So far in 2010 I’ve participated in the program committee meetings for EuroSys and the USENIX Annual Technical Conference. Both meetings featured a lot of smart people evaluating a lot of very good research in computer systems. However, at both meetings I noticed something interesting: for a significant fraction of the strong submissions (those that were real candidates for acceptance), one or more reviewers had concerns that the paper was too incremental compared to previous papers by the same authors. The thing that struck me was that the authors in question were, more often than not, up-and-coming young researchers at respectable institutions and with strong pedigrees. Another thing that struck me is that I almost never noticed these problems myself. Rather, I tend to take papers at face value, trusting that the material which looks new actually is new.

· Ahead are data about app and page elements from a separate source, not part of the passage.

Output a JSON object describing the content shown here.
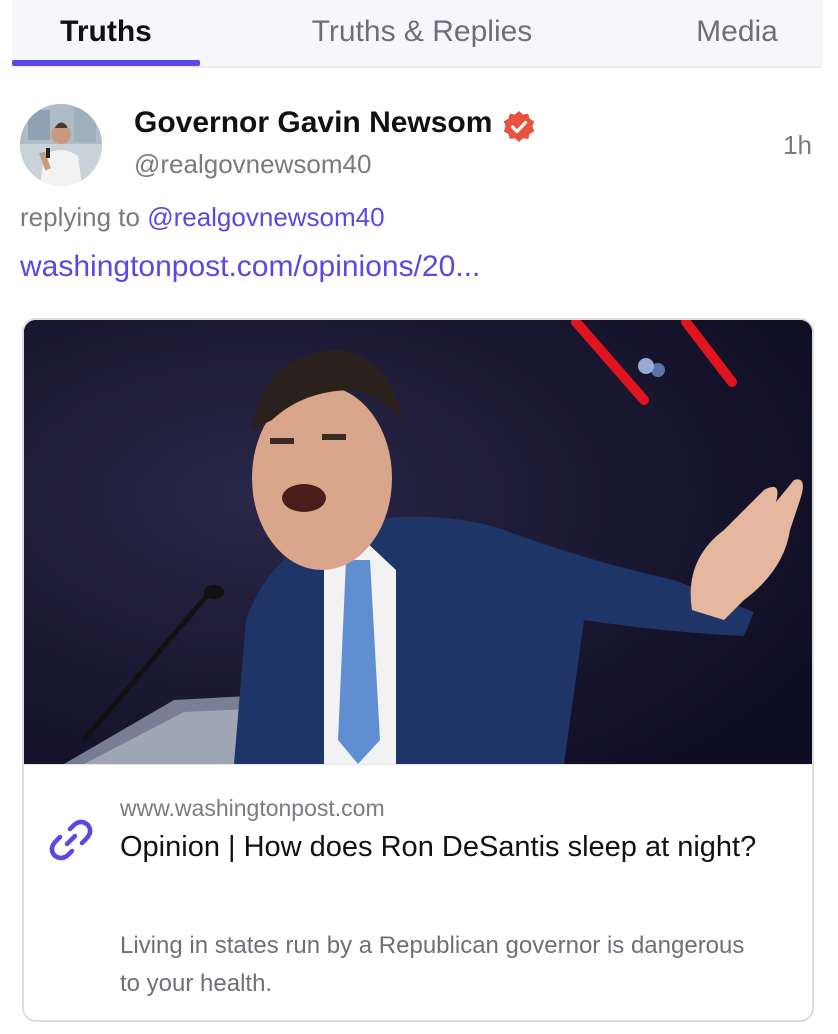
{
  "tabs": [
    {
      "label": "Truths",
      "active": true
    },
    {
      "label": "Truths & Replies",
      "active": false
    },
    {
      "label": "Media",
      "active": false
    }
  ],
  "post": {
    "author_name": "Governor Gavin Newsom",
    "handle": "@realgovnewsom40",
    "time": "1h",
    "replying_prefix": "replying to ",
    "replying_mention": "@realgovnewsom40",
    "link_text": "washingtonpost.com/opinions/20...",
    "verified_icon": "verified-badge-icon",
    "verified_color": "#e8523f"
  },
  "card": {
    "domain": "www.washingtonpost.com",
    "title": "Opinion | How does Ron DeSantis sleep at night?",
    "description": "Living in states run by a Republican governor is dangerous to your health.",
    "icon": "link-icon"
  },
  "colors": {
    "accent": "#5a48e6",
    "muted": "#7a7a84"
  }
}
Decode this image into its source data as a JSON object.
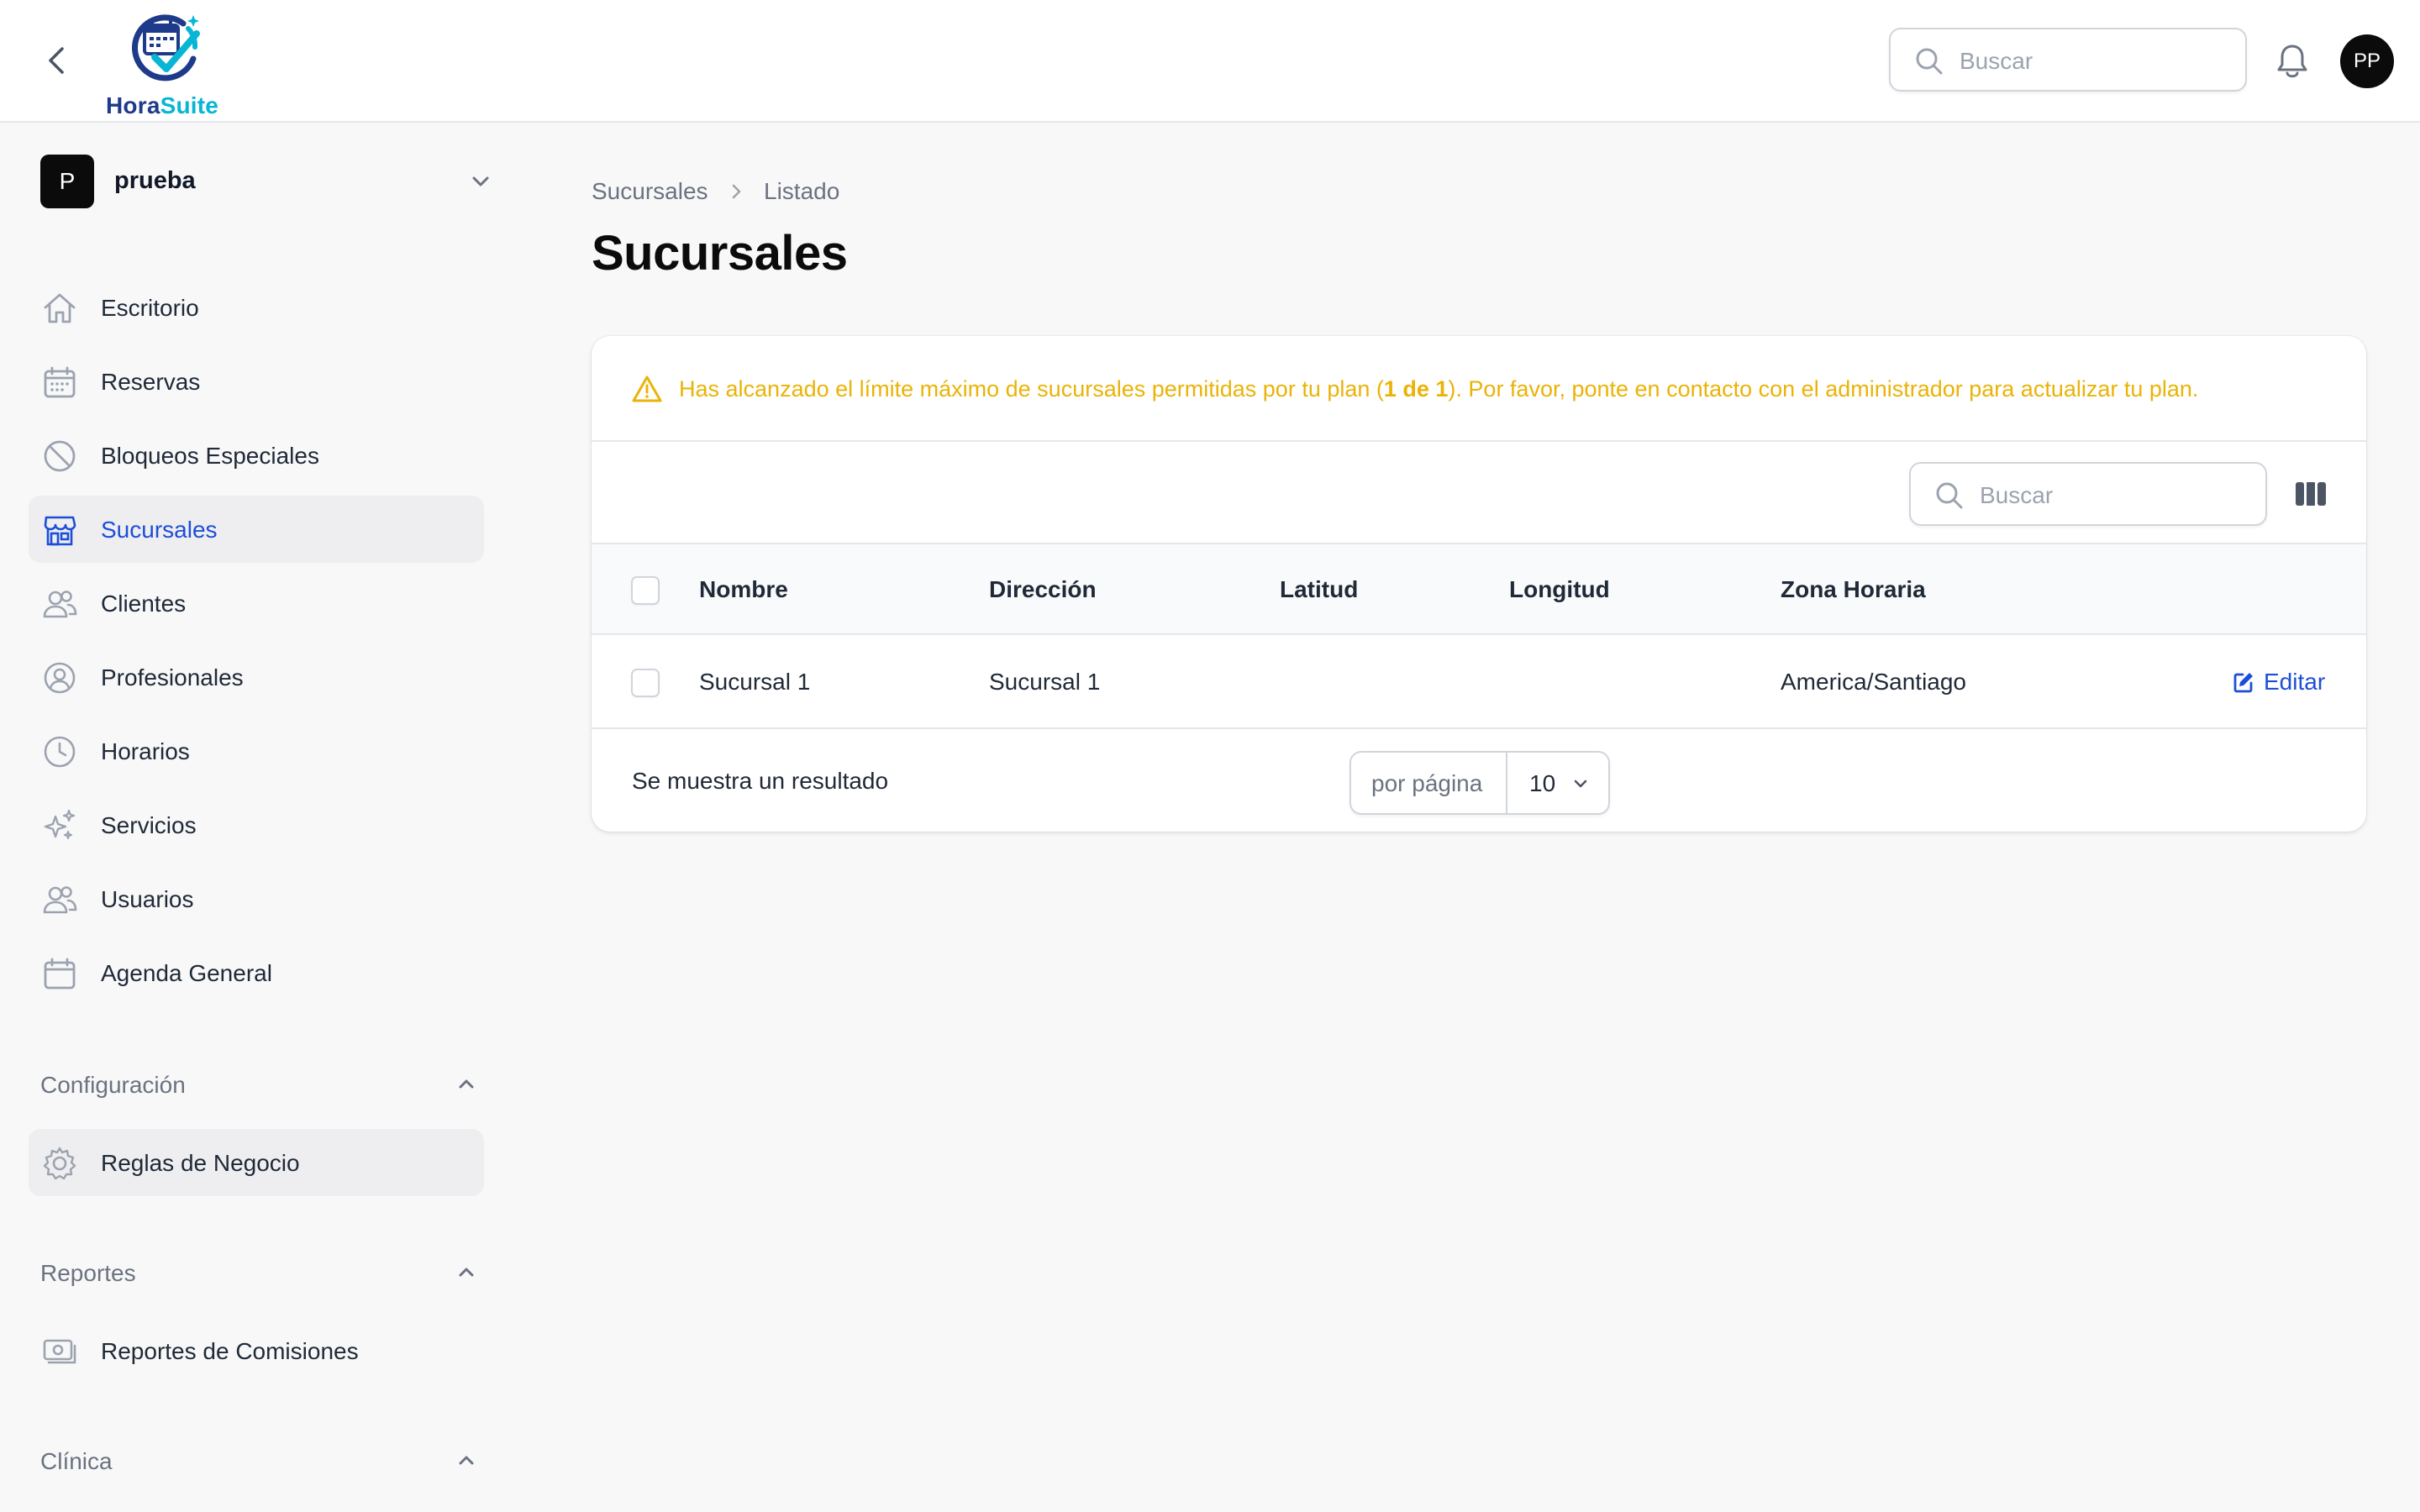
{
  "app": {
    "logo_text_a": "Hora",
    "logo_text_b": "Suite",
    "search_placeholder": "Buscar",
    "user_initials": "PP",
    "brand_colors": {
      "navy": "#1e3a8a",
      "cyan": "#06b6d4",
      "accent": "#1d4ed8",
      "warning": "#eab308"
    }
  },
  "tenant": {
    "initial": "P",
    "name": "prueba"
  },
  "sidebar": {
    "items": [
      {
        "label": "Escritorio",
        "icon": "home-icon"
      },
      {
        "label": "Reservas",
        "icon": "calendar-grid-icon"
      },
      {
        "label": "Bloqueos Especiales",
        "icon": "ban-icon"
      },
      {
        "label": "Sucursales",
        "icon": "storefront-icon",
        "active": true
      },
      {
        "label": "Clientes",
        "icon": "users-icon"
      },
      {
        "label": "Profesionales",
        "icon": "user-circle-icon"
      },
      {
        "label": "Horarios",
        "icon": "clock-icon"
      },
      {
        "label": "Servicios",
        "icon": "sparkles-icon"
      },
      {
        "label": "Usuarios",
        "icon": "users-icon"
      },
      {
        "label": "Agenda General",
        "icon": "calendar-icon"
      }
    ],
    "sections": [
      {
        "label": "Configuración",
        "items": [
          {
            "label": "Reglas de Negocio",
            "icon": "cog-icon"
          }
        ]
      },
      {
        "label": "Reportes",
        "items": [
          {
            "label": "Reportes de Comisiones",
            "icon": "cash-icon"
          }
        ]
      },
      {
        "label": "Clínica",
        "items": []
      }
    ]
  },
  "breadcrumb": {
    "parent": "Sucursales",
    "current": "Listado"
  },
  "page": {
    "title": "Sucursales"
  },
  "alert": {
    "text_before": "Has alcanzado el límite máximo de sucursales permitidas por tu plan (",
    "text_bold": "1 de 1",
    "text_after": "). Por favor, ponte en contacto con el administrador para actualizar tu plan."
  },
  "table": {
    "search_placeholder": "Buscar",
    "columns": [
      "Nombre",
      "Dirección",
      "Latitud",
      "Longitud",
      "Zona Horaria"
    ],
    "rows": [
      {
        "nombre": "Sucursal 1",
        "direccion": "Sucursal 1",
        "latitud": "",
        "longitud": "",
        "zona_horaria": "America/Santiago",
        "action": "Editar"
      }
    ],
    "result_text": "Se muestra un resultado",
    "per_page_label": "por página",
    "per_page_value": "10"
  }
}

Therefore, at least three times at each of these two meetings, I found myself in the awkward position of supporting a paper that I had liked while others were attacking it as less-than-LPU. This isn’t fun and it looks like I’ll have to change the way I do reviewing by looking much more critically at people’s previous work, as opposed to just trusting them. I believe that the reason this problem showed up so strongly at USENIX ATC and EuroSys is that neither conference used double-blind submission, as is becoming very common. I’m pretty sure that double-blind makes it a lot easier to get an LPU though a program committee.
I am annoyed. The program committee shouldn’t have to be policing people’s publication strategies, it’s hard enough to simply evaluate the quality of the work. Obviously people are under tremendous pressure to publish, but surely this doesn’t legitimize LPU as a tenure strategy.